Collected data
☆ ☆ ☆ ☆

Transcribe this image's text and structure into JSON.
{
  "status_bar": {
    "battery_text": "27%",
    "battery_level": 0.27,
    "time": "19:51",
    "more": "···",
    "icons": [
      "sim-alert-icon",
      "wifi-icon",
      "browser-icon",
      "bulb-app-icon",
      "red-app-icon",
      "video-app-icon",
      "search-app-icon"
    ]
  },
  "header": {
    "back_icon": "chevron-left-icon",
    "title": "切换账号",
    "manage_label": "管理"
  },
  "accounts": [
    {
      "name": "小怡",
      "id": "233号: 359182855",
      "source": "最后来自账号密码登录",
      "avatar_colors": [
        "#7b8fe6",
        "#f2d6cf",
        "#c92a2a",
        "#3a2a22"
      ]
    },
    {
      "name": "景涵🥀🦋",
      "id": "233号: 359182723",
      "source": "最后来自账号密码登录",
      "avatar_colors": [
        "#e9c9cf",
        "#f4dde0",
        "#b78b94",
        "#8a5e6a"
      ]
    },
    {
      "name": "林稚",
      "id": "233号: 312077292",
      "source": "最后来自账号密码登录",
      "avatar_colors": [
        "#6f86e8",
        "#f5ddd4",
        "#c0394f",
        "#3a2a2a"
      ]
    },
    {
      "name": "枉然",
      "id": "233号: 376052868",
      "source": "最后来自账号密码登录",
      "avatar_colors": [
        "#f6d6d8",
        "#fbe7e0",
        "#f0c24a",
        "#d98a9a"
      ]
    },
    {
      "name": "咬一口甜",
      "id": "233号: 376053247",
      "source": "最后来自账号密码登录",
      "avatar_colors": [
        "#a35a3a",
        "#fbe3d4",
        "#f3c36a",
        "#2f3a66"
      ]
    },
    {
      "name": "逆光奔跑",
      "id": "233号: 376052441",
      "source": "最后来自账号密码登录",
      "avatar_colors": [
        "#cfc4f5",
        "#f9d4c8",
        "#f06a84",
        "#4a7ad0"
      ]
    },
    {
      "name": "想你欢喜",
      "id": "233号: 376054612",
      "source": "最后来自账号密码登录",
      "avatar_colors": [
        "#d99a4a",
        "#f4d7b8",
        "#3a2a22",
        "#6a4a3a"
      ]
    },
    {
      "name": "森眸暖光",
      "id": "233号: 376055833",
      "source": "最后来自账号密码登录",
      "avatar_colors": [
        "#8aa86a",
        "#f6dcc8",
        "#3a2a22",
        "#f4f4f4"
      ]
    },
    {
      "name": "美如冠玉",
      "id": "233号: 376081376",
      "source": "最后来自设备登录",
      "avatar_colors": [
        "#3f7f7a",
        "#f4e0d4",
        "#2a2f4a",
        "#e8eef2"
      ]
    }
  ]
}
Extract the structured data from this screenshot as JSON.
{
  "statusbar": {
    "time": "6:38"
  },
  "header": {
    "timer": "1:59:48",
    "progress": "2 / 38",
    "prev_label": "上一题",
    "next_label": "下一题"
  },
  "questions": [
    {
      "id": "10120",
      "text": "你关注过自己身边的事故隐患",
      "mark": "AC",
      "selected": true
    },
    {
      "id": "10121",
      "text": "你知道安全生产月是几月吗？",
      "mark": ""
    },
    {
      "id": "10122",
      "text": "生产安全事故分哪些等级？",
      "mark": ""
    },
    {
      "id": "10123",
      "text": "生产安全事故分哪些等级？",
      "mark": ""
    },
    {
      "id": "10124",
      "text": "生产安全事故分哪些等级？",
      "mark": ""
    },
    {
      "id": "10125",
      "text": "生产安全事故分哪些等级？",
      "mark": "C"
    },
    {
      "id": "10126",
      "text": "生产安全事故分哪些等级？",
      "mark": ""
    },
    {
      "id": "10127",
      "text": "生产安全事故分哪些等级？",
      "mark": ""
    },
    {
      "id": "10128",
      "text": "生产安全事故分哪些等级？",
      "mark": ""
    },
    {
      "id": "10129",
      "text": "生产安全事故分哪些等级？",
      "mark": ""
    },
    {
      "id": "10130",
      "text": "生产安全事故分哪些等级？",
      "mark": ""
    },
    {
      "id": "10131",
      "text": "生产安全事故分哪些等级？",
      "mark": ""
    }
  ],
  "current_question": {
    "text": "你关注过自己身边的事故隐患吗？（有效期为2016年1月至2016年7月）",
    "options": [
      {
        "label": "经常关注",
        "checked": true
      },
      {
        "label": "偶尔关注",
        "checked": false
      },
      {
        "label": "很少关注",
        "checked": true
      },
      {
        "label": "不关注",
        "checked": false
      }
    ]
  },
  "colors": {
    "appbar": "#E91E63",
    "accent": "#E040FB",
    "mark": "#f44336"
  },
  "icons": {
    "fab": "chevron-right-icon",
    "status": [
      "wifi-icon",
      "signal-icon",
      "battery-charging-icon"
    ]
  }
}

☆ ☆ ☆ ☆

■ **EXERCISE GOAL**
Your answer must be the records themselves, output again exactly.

■ **PROBLEM SOLUTION**
Transcribe this image's text and structure into JSON.
{
  "status_bar": {
    "battery_text": "27%",
    "battery_level": 0.27,
    "time": "19:51",
    "more": "···",
    "icons": [
      "sim-alert-icon",
      "wifi-icon",
      "browser-icon",
      "bulb-app-icon",
      "red-app-icon",
      "video-app-icon",
      "search-app-icon"
    ]
  },
  "header": {
    "back_icon": "chevron-left-icon",
    "title": "切换账号",
    "manage_label": "管理"
  },
  "accounts": [
    {
      "name": "小怡",
      "id": "233号: 359182855",
      "source": "最后来自账号密码登录",
      "avatar_colors": [
        "#7b8fe6",
        "#f2d6cf",
        "#c92a2a",
        "#3a2a22"
      ]
    },
    {
      "name": "景涵🥀🦋",
      "id": "233号: 359182723",
      "source": "最后来自账号密码登录",
      "avatar_colors": [
        "#e9c9cf",
        "#f4dde0",
        "#b78b94",
        "#8a5e6a"
      ]
    },
    {
      "name": "林稚",
      "id": "233号: 312077292",
      "source": "最后来自账号密码登录",
      "avatar_colors": [
        "#6f86e8",
        "#f5ddd4",
        "#c0394f",
        "#3a2a2a"
      ]
    },
    {
      "name": "枉然",
      "id": "233号: 376052868",
      "source": "最后来自账号密码登录",
      "avatar_colors": [
        "#f6d6d8",
        "#fbe7e0",
        "#f0c24a",
        "#d98a9a"
      ]
    },
    {
      "name": "咬一口甜",
      "id": "233号: 376053247",
      "source": "最后来自账号密码登录",
      "avatar_colors": [
        "#a35a3a",
        "#fbe3d4",
        "#f3c36a",
        "#2f3a66"
      ]
    },
    {
      "name": "逆光奔跑",
      "id": "233号: 376052441",
      "source": "最后来自账号密码登录",
      "avatar_colors": [
        "#cfc4f5",
        "#f9d4c8",
        "#f06a84",
        "#4a7ad0"
      ]
    },
    {
      "name": "想你欢喜",
      "id": "233号: 376054612",
      "source": "最后来自账号密码登录",
      "avatar_colors": [
        "#d99a4a",
        "#f4d7b8",
        "#3a2a22",
        "#6a4a3a"
      ]
    },
    {
      "name": "森眸暖光",
      "id": "233号: 376055833",
      "source": "最后来自账号密码登录",
      "avatar_colors": [
        "#8aa86a",
        "#f6dcc8",
        "#3a2a22",
        "#f4f4f4"
      ]
    },
    {
      "name": "美如冠玉",
      "id": "233号: 376081376",
      "source": "最后来自设备登录",
      "avatar_colors": [
        "#3f7f7a",
        "#f4e0d4",
        "#2a2f4a",
        "#e8eef2"
      ]
    }
  ]
}
Extract the structured data from this screenshot as JSON.
{
  "statusbar": {
    "time": "6:38"
  },
  "header": {
    "timer": "1:59:48",
    "progress": "2 / 38",
    "prev_label": "上一题",
    "next_label": "下一题"
  },
  "questions": [
    {
      "id": "10120",
      "text": "你关注过自己身边的事故隐患",
      "mark": "AC",
      "selected": true
    },
    {
      "id": "10121",
      "text": "你知道安全生产月是几月吗？",
      "mark": ""
    },
    {
      "id": "10122",
      "text": "生产安全事故分哪些等级？",
      "mark": ""
    },
    {
      "id": "10123",
      "text": "生产安全事故分哪些等级？",
      "mark": ""
    },
    {
      "id": "10124",
      "text": "生产安全事故分哪些等级？",
      "mark": ""
    },
    {
      "id": "10125",
      "text": "生产安全事故分哪些等级？",
      "mark": "C"
    },
    {
      "id": "10126",
      "text": "生产安全事故分哪些等级？",
      "mark": ""
    },
    {
      "id": "10127",
      "text": "生产安全事故分哪些等级？",
      "mark": ""
    },
    {
      "id": "10128",
      "text": "生产安全事故分哪些等级？",
      "mark": ""
    },
    {
      "id": "10129",
      "text": "生产安全事故分哪些等级？",
      "mark": ""
    },
    {
      "id": "10130",
      "text": "生产安全事故分哪些等级？",
      "mark": ""
    },
    {
      "id": "10131",
      "text": "生产安全事故分哪些等级？",
      "mark": ""
    }
  ],
  "current_question": {
    "text": "你关注过自己身边的事故隐患吗？（有效期为2016年1月至2016年7月）",
    "options": [
      {
        "label": "经常关注",
        "checked": true
      },
      {
        "label": "偶尔关注",
        "checked": false
      },
      {
        "label": "很少关注",
        "checked": true
      },
      {
        "label": "不关注",
        "checked": false
      }
    ]
  },
  "colors": {
    "appbar": "#E91E63",
    "accent": "#E040FB",
    "mark": "#f44336"
  },
  "icons": {
    "fab": "chevron-right-icon",
    "status": [
      "wifi-icon",
      "signal-icon",
      "battery-charging-icon"
    ]
  }
}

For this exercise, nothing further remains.